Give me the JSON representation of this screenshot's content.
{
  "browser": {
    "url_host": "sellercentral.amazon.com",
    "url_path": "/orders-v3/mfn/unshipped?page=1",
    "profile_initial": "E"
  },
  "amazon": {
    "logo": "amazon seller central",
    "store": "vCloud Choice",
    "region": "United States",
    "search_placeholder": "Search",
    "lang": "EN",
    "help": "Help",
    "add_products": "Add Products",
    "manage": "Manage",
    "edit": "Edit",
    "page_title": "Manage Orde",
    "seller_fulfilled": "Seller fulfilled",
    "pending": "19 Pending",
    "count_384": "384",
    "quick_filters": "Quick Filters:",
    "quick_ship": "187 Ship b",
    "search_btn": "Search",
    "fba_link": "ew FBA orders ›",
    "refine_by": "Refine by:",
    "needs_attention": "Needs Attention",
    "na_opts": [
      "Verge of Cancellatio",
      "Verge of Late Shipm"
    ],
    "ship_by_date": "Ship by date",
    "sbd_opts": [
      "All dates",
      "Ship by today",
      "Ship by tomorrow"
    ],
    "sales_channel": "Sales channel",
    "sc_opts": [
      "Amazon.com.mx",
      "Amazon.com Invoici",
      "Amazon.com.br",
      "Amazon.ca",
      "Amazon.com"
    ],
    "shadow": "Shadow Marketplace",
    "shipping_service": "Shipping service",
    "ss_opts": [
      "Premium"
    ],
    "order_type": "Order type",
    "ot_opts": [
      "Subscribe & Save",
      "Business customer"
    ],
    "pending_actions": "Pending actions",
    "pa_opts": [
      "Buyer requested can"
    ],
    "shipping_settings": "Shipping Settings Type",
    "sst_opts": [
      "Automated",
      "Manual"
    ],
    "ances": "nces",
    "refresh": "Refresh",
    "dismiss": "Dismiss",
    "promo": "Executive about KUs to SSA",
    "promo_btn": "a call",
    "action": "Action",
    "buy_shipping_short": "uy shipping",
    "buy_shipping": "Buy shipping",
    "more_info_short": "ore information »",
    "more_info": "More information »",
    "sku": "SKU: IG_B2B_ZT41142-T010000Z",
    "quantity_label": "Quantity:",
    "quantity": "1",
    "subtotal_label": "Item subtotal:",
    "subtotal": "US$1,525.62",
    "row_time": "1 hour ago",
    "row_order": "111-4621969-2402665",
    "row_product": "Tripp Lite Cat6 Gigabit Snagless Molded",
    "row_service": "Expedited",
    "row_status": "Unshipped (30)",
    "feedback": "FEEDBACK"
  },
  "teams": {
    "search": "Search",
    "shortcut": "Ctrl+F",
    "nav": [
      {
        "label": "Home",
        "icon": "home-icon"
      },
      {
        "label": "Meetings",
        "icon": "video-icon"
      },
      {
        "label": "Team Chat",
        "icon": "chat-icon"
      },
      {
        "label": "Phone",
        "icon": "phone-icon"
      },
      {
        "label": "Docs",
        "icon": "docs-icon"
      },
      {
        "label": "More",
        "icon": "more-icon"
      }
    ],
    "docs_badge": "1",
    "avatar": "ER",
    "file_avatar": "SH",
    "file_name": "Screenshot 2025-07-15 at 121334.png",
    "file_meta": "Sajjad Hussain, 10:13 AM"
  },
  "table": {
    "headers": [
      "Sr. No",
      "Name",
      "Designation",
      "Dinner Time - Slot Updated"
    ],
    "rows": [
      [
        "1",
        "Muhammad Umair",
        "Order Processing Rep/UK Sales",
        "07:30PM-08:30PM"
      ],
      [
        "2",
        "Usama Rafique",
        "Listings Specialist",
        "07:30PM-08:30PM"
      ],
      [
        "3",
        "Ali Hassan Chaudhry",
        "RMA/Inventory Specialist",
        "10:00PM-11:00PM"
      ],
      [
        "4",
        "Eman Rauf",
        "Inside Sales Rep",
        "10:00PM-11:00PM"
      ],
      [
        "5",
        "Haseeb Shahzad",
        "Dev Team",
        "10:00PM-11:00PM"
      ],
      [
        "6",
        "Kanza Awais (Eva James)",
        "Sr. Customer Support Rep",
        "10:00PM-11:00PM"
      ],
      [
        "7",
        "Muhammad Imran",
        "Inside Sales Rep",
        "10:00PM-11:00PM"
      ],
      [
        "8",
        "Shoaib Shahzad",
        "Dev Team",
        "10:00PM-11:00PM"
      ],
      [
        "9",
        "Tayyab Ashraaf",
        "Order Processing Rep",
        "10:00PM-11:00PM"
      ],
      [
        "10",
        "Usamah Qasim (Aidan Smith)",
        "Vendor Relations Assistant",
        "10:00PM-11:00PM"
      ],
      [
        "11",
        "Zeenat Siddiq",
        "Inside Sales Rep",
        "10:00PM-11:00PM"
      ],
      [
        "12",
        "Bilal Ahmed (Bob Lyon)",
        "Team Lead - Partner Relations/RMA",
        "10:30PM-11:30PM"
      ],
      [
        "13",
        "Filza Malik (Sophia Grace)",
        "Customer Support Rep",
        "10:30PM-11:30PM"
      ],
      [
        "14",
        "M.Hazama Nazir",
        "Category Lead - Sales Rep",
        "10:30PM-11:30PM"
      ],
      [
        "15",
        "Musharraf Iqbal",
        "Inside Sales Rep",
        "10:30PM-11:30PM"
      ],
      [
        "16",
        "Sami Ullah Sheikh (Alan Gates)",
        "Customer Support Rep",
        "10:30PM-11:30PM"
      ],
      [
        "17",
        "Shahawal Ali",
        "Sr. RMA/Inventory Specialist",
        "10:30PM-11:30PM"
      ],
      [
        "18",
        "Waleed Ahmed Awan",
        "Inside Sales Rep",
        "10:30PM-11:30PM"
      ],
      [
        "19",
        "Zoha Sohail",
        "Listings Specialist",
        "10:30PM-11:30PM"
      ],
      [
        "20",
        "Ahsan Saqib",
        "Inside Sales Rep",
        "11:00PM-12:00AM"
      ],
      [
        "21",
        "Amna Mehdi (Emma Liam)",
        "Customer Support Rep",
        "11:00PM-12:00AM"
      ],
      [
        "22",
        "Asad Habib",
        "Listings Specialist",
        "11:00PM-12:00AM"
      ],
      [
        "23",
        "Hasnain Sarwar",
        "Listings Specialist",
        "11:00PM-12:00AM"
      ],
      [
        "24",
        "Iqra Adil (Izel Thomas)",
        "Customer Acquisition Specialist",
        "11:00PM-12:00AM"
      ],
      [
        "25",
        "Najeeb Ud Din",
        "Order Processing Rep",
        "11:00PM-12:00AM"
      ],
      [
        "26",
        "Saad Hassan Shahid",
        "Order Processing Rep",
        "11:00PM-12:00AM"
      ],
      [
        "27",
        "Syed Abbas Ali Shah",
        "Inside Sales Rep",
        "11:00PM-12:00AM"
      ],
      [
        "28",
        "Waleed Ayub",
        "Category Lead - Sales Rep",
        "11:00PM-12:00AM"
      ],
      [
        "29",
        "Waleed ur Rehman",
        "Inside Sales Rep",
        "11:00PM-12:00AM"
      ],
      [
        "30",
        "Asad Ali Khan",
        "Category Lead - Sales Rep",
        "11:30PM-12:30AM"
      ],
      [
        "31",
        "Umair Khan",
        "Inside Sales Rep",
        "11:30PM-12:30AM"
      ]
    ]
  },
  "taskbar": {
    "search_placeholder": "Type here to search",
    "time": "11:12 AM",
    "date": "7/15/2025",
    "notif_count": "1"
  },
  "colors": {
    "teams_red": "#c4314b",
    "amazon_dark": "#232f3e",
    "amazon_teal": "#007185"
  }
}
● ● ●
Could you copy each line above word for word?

Give me the JSON representation of this screenshot's content.
{
  "browser": {
    "url_host": "sellercentral.amazon.com",
    "url_path": "/orders-v3/mfn/unshipped?page=1",
    "profile_initial": "E"
  },
  "amazon": {
    "logo": "amazon seller central",
    "store": "vCloud Choice",
    "region": "United States",
    "search_placeholder": "Search",
    "lang": "EN",
    "help": "Help",
    "add_products": "Add Products",
    "manage": "Manage",
    "edit": "Edit",
    "page_title": "Manage Orde",
    "seller_fulfilled": "Seller fulfilled",
    "pending": "19 Pending",
    "count_384": "384",
    "quick_filters": "Quick Filters:",
    "quick_ship": "187 Ship b",
    "search_btn": "Search",
    "fba_link": "ew FBA orders ›",
    "refine_by": "Refine by:",
    "needs_attention": "Needs Attention",
    "na_opts": [
      "Verge of Cancellatio",
      "Verge of Late Shipm"
    ],
    "ship_by_date": "Ship by date",
    "sbd_opts": [
      "All dates",
      "Ship by today",
      "Ship by tomorrow"
    ],
    "sales_channel": "Sales channel",
    "sc_opts": [
      "Amazon.com.mx",
      "Amazon.com Invoici",
      "Amazon.com.br",
      "Amazon.ca",
      "Amazon.com"
    ],
    "shadow": "Shadow Marketplace",
    "shipping_service": "Shipping service",
    "ss_opts": [
      "Premium"
    ],
    "order_type": "Order type",
    "ot_opts": [
      "Subscribe & Save",
      "Business customer"
    ],
    "pending_actions": "Pending actions",
    "pa_opts": [
      "Buyer requested can"
    ],
    "shipping_settings": "Shipping Settings Type",
    "sst_opts": [
      "Automated",
      "Manual"
    ],
    "ances": "nces",
    "refresh": "Refresh",
    "dismiss": "Dismiss",
    "promo": "Executive about KUs to SSA",
    "promo_btn": "a call",
    "action": "Action",
    "buy_shipping_short": "uy shipping",
    "buy_shipping": "Buy shipping",
    "more_info_short": "ore information »",
    "more_info": "More information »",
    "sku": "SKU: IG_B2B_ZT41142-T010000Z",
    "quantity_label": "Quantity:",
    "quantity": "1",
    "subtotal_label": "Item subtotal:",
    "subtotal": "US$1,525.62",
    "row_time": "1 hour ago",
    "row_order": "111-4621969-2402665",
    "row_product": "Tripp Lite Cat6 Gigabit Snagless Molded",
    "row_service": "Expedited",
    "row_status": "Unshipped (30)",
    "feedback": "FEEDBACK"
  },
  "teams": {
    "search": "Search",
    "shortcut": "Ctrl+F",
    "nav": [
      {
        "label": "Home",
        "icon": "home-icon"
      },
      {
        "label": "Meetings",
        "icon": "video-icon"
      },
      {
        "label": "Team Chat",
        "icon": "chat-icon"
      },
      {
        "label": "Phone",
        "icon": "phone-icon"
      },
      {
        "label": "Docs",
        "icon": "docs-icon"
      },
      {
        "label": "More",
        "icon": "more-icon"
      }
    ],
    "docs_badge": "1",
    "avatar": "ER",
    "file_avatar": "SH",
    "file_name": "Screenshot 2025-07-15 at 121334.png",
    "file_meta": "Sajjad Hussain, 10:13 AM"
  },
  "table": {
    "headers": [
      "Sr. No",
      "Name",
      "Designation",
      "Dinner Time - Slot Updated"
    ],
    "rows": [
      [
        "1",
        "Muhammad Umair",
        "Order Processing Rep/UK Sales",
        "07:30PM-08:30PM"
      ],
      [
        "2",
        "Usama Rafique",
        "Listings Specialist",
        "07:30PM-08:30PM"
      ],
      [
        "3",
        "Ali Hassan Chaudhry",
        "RMA/Inventory Specialist",
        "10:00PM-11:00PM"
      ],
      [
        "4",
        "Eman Rauf",
        "Inside Sales Rep",
        "10:00PM-11:00PM"
      ],
      [
        "5",
        "Haseeb Shahzad",
        "Dev Team",
        "10:00PM-11:00PM"
      ],
      [
        "6",
        "Kanza Awais (Eva James)",
        "Sr. Customer Support Rep",
        "10:00PM-11:00PM"
      ],
      [
        "7",
        "Muhammad Imran",
        "Inside Sales Rep",
        "10:00PM-11:00PM"
      ],
      [
        "8",
        "Shoaib Shahzad",
        "Dev Team",
        "10:00PM-11:00PM"
      ],
      [
        "9",
        "Tayyab Ashraaf",
        "Order Processing Rep",
        "10:00PM-11:00PM"
      ],
      [
        "10",
        "Usamah Qasim (Aidan Smith)",
        "Vendor Relations Assistant",
        "10:00PM-11:00PM"
      ],
      [
        "11",
        "Zeenat Siddiq",
        "Inside Sales Rep",
        "10:00PM-11:00PM"
      ],
      [
        "12",
        "Bilal Ahmed (Bob Lyon)",
        "Team Lead - Partner Relations/RMA",
        "10:30PM-11:30PM"
      ],
      [
        "13",
        "Filza Malik (Sophia Grace)",
        "Customer Support Rep",
        "10:30PM-11:30PM"
      ],
      [
        "14",
        "M.Hazama Nazir",
        "Category Lead - Sales Rep",
        "10:30PM-11:30PM"
      ],
      [
        "15",
        "Musharraf Iqbal",
        "Inside Sales Rep",
        "10:30PM-11:30PM"
      ],
      [
        "16",
        "Sami Ullah Sheikh (Alan Gates)",
        "Customer Support Rep",
        "10:30PM-11:30PM"
      ],
      [
        "17",
        "Shahawal Ali",
        "Sr. RMA/Inventory Specialist",
        "10:30PM-11:30PM"
      ],
      [
        "18",
        "Waleed Ahmed Awan",
        "Inside Sales Rep",
        "10:30PM-11:30PM"
      ],
      [
        "19",
        "Zoha Sohail",
        "Listings Specialist",
        "10:30PM-11:30PM"
      ],
      [
        "20",
        "Ahsan Saqib",
        "Inside Sales Rep",
        "11:00PM-12:00AM"
      ],
      [
        "21",
        "Amna Mehdi (Emma Liam)",
        "Customer Support Rep",
        "11:00PM-12:00AM"
      ],
      [
        "22",
        "Asad Habib",
        "Listings Specialist",
        "11:00PM-12:00AM"
      ],
      [
        "23",
        "Hasnain Sarwar",
        "Listings Specialist",
        "11:00PM-12:00AM"
      ],
      [
        "24",
        "Iqra Adil (Izel Thomas)",
        "Customer Acquisition Specialist",
        "11:00PM-12:00AM"
      ],
      [
        "25",
        "Najeeb Ud Din",
        "Order Processing Rep",
        "11:00PM-12:00AM"
      ],
      [
        "26",
        "Saad Hassan Shahid",
        "Order Processing Rep",
        "11:00PM-12:00AM"
      ],
      [
        "27",
        "Syed Abbas Ali Shah",
        "Inside Sales Rep",
        "11:00PM-12:00AM"
      ],
      [
        "28",
        "Waleed Ayub",
        "Category Lead - Sales Rep",
        "11:00PM-12:00AM"
      ],
      [
        "29",
        "Waleed ur Rehman",
        "Inside Sales Rep",
        "11:00PM-12:00AM"
      ],
      [
        "30",
        "Asad Ali Khan",
        "Category Lead - Sales Rep",
        "11:30PM-12:30AM"
      ],
      [
        "31",
        "Umair Khan",
        "Inside Sales Rep",
        "11:30PM-12:30AM"
      ]
    ]
  },
  "taskbar": {
    "search_placeholder": "Type here to search",
    "time": "11:12 AM",
    "date": "7/15/2025",
    "notif_count": "1"
  },
  "colors": {
    "teams_red": "#c4314b",
    "amazon_dark": "#232f3e",
    "amazon_teal": "#007185"
  }
}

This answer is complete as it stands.